- _EXERCISE REQUIREMENTS_:
Copy out each line of the entries where the word "Week" is present.
** DATA SHOWN follows **
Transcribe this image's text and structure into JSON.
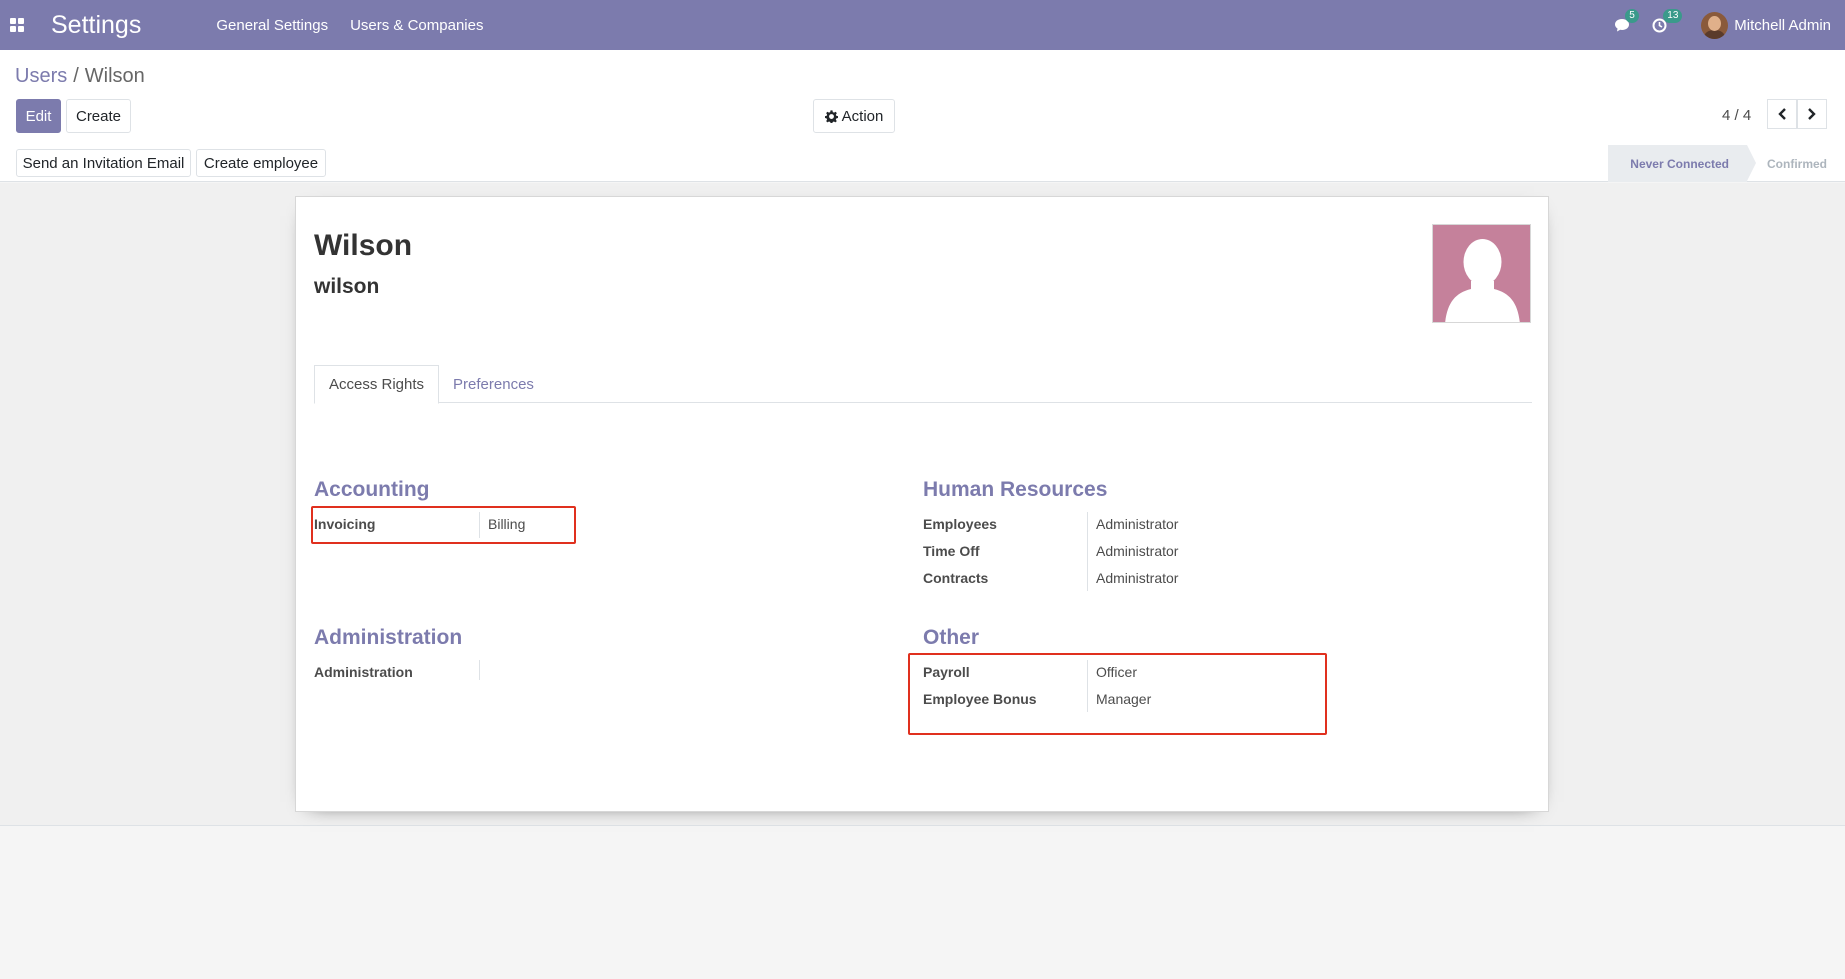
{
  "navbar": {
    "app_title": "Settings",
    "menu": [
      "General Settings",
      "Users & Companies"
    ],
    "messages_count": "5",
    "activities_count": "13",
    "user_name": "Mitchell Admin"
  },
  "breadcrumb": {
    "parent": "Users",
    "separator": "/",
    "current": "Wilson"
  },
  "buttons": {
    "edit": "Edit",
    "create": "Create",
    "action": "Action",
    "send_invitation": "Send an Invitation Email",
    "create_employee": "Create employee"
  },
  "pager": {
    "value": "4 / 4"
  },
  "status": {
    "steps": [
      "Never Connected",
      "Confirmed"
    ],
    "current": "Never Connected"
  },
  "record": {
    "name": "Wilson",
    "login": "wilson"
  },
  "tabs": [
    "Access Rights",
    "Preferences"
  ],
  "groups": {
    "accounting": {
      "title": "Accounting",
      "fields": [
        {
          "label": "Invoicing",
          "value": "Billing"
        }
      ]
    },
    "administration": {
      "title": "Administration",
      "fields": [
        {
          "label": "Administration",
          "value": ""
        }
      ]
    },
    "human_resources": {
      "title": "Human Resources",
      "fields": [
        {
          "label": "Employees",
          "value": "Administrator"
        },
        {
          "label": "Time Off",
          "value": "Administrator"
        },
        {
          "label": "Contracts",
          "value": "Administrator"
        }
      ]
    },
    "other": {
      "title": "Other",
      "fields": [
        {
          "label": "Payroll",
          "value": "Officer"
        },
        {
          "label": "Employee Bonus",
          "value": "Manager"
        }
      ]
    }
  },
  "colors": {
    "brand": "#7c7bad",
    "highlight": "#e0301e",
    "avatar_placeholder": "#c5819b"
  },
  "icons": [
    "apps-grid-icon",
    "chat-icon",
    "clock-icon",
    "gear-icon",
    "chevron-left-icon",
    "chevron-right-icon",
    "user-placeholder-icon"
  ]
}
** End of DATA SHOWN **
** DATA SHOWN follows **
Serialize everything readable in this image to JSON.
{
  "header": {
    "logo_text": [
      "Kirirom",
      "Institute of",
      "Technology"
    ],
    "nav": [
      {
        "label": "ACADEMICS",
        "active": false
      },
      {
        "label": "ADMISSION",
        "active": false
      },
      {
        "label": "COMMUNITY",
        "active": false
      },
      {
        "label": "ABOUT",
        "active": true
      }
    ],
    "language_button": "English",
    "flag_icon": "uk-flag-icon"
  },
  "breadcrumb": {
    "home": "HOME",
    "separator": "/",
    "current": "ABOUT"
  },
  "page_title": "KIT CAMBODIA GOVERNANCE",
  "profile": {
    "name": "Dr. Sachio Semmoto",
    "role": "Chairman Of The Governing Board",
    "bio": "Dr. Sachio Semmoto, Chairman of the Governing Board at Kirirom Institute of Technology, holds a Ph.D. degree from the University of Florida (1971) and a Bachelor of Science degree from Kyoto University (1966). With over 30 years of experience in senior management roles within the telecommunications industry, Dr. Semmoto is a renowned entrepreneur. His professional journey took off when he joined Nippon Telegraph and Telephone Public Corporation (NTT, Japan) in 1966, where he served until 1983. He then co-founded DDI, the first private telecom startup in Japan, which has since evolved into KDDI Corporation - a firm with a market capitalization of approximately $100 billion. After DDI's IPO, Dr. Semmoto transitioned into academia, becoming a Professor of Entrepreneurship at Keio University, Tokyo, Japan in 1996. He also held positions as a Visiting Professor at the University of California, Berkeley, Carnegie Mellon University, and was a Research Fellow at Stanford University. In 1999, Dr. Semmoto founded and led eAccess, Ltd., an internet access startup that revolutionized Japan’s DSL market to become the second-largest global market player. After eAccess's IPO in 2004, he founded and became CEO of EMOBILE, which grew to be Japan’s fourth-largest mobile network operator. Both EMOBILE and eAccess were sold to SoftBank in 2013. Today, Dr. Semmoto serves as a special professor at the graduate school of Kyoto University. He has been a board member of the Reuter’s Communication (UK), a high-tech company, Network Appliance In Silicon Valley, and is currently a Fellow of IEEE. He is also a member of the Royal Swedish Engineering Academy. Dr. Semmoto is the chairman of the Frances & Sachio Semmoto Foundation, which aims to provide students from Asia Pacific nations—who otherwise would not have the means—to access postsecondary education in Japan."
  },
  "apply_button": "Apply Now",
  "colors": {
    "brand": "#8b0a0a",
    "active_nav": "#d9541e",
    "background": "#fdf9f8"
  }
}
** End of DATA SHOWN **
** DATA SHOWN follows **
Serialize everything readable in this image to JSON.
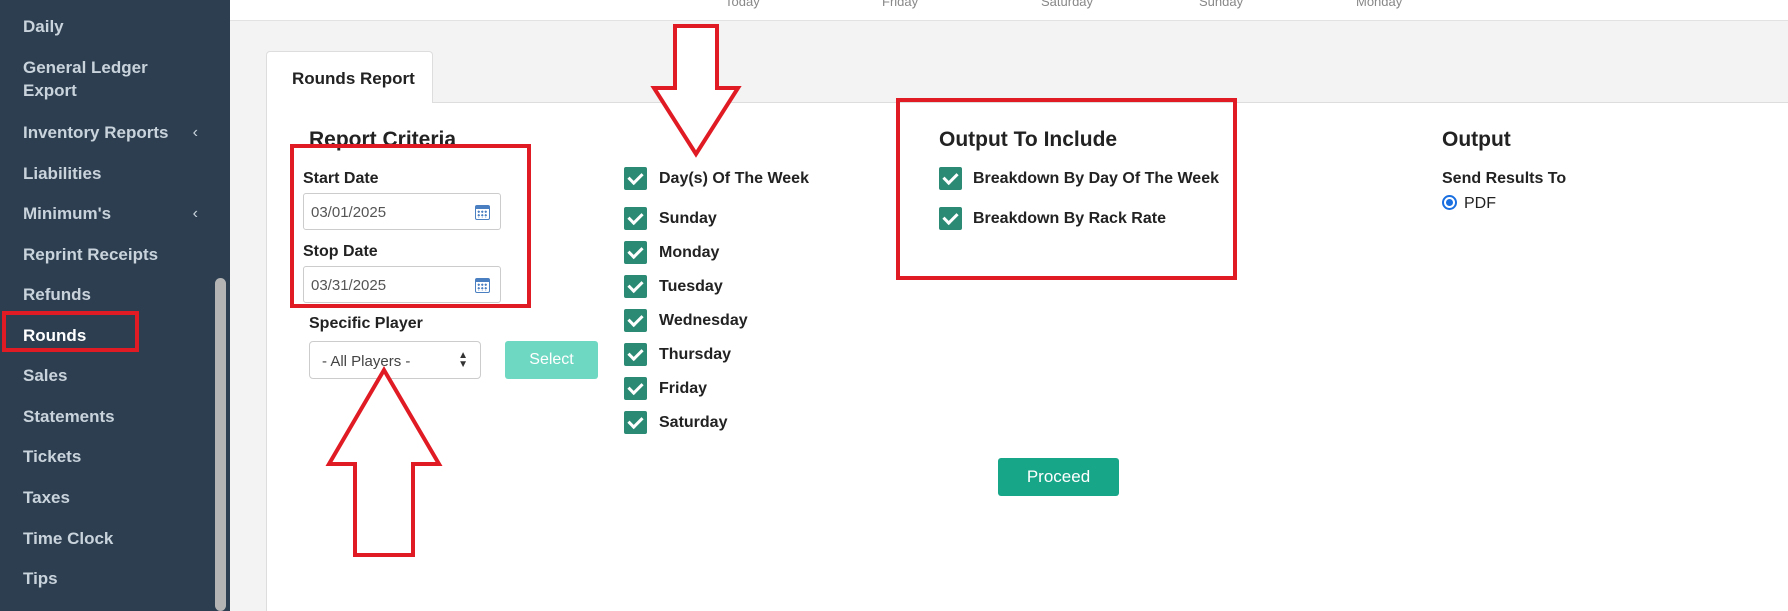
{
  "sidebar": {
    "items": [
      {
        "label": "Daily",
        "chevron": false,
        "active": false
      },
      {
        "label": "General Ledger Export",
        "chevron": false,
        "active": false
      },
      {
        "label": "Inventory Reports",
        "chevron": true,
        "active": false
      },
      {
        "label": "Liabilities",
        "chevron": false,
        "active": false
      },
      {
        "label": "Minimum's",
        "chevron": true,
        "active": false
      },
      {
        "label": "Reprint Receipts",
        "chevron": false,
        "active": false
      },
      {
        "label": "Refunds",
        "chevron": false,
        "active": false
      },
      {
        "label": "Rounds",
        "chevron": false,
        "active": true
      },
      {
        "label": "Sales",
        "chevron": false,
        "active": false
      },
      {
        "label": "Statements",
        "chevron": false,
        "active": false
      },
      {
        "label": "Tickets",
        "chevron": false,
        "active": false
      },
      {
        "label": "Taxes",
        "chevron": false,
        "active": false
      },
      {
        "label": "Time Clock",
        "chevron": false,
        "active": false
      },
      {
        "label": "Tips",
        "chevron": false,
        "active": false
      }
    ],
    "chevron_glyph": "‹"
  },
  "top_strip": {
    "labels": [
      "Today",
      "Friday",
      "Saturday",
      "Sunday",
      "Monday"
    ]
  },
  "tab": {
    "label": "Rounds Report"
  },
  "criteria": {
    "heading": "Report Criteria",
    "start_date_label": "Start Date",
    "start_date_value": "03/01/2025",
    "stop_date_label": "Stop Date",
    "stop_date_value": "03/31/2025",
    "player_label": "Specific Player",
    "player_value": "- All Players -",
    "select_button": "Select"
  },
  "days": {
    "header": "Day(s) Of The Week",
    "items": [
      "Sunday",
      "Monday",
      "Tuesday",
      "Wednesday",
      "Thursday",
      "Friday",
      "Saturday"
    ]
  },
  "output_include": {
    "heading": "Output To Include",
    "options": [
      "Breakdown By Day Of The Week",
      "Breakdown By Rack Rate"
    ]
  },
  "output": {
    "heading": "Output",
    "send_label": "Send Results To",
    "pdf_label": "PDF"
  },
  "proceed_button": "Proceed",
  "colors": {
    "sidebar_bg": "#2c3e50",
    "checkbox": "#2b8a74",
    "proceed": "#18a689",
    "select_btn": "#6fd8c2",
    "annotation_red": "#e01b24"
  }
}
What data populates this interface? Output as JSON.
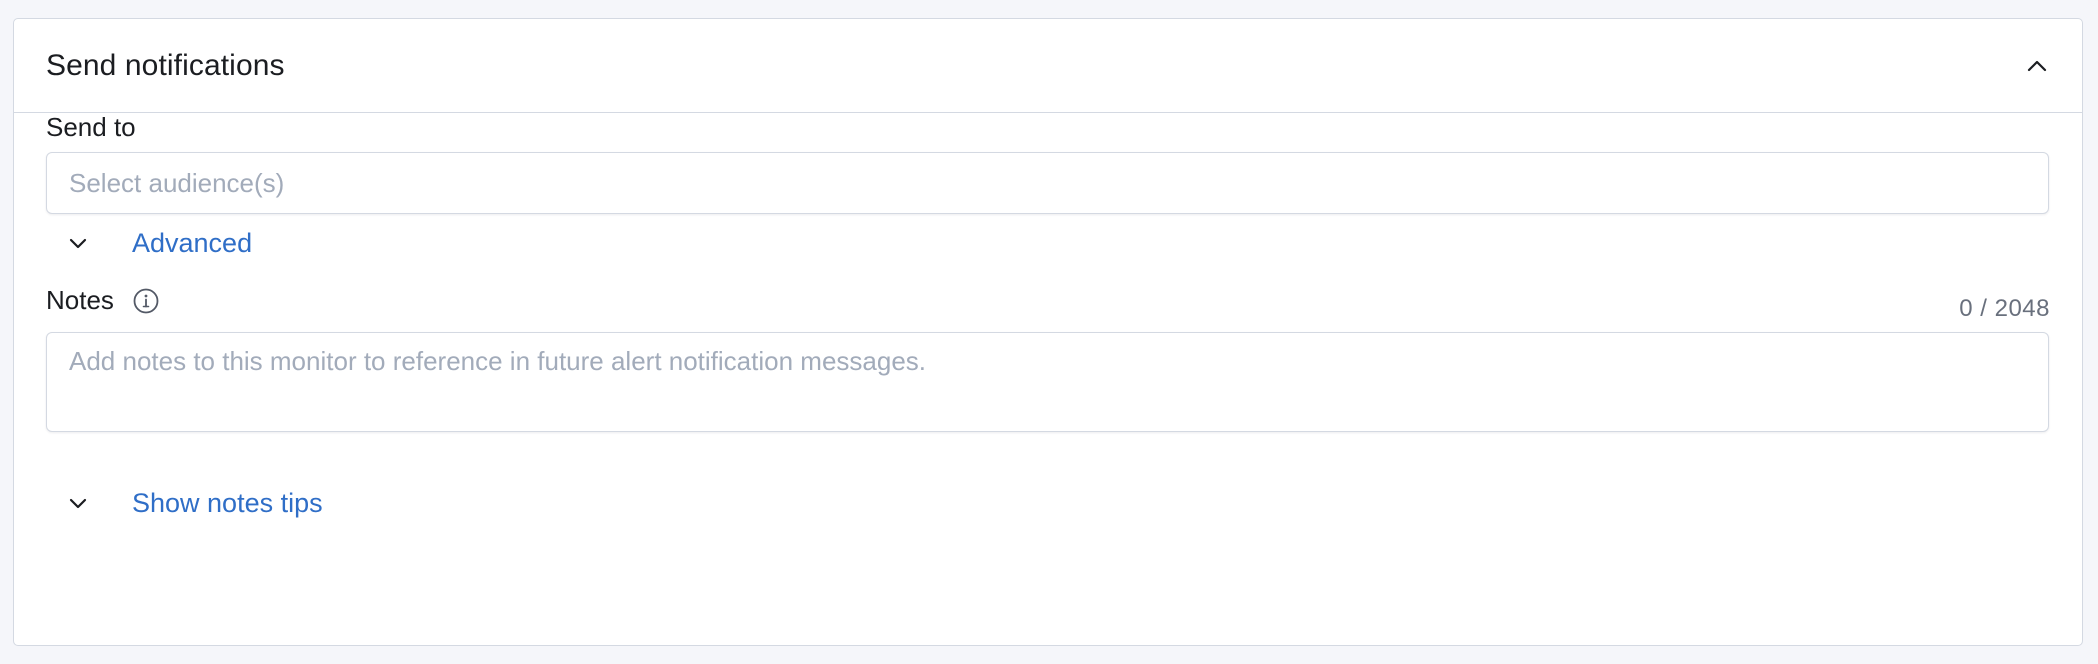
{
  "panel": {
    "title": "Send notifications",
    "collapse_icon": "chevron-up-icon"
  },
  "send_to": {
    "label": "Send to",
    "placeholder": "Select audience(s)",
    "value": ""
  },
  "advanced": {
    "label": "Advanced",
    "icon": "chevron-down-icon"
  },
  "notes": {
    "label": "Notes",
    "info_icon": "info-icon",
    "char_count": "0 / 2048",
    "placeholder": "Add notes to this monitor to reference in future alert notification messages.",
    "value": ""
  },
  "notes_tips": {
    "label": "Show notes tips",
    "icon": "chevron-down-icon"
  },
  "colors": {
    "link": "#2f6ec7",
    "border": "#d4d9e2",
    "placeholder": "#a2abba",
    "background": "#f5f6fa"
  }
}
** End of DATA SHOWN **
- _OUTPUT FOR THIS TASK_:
    "header": "Day(s) Of The Week",
      "Breakdown By Day Of The Week",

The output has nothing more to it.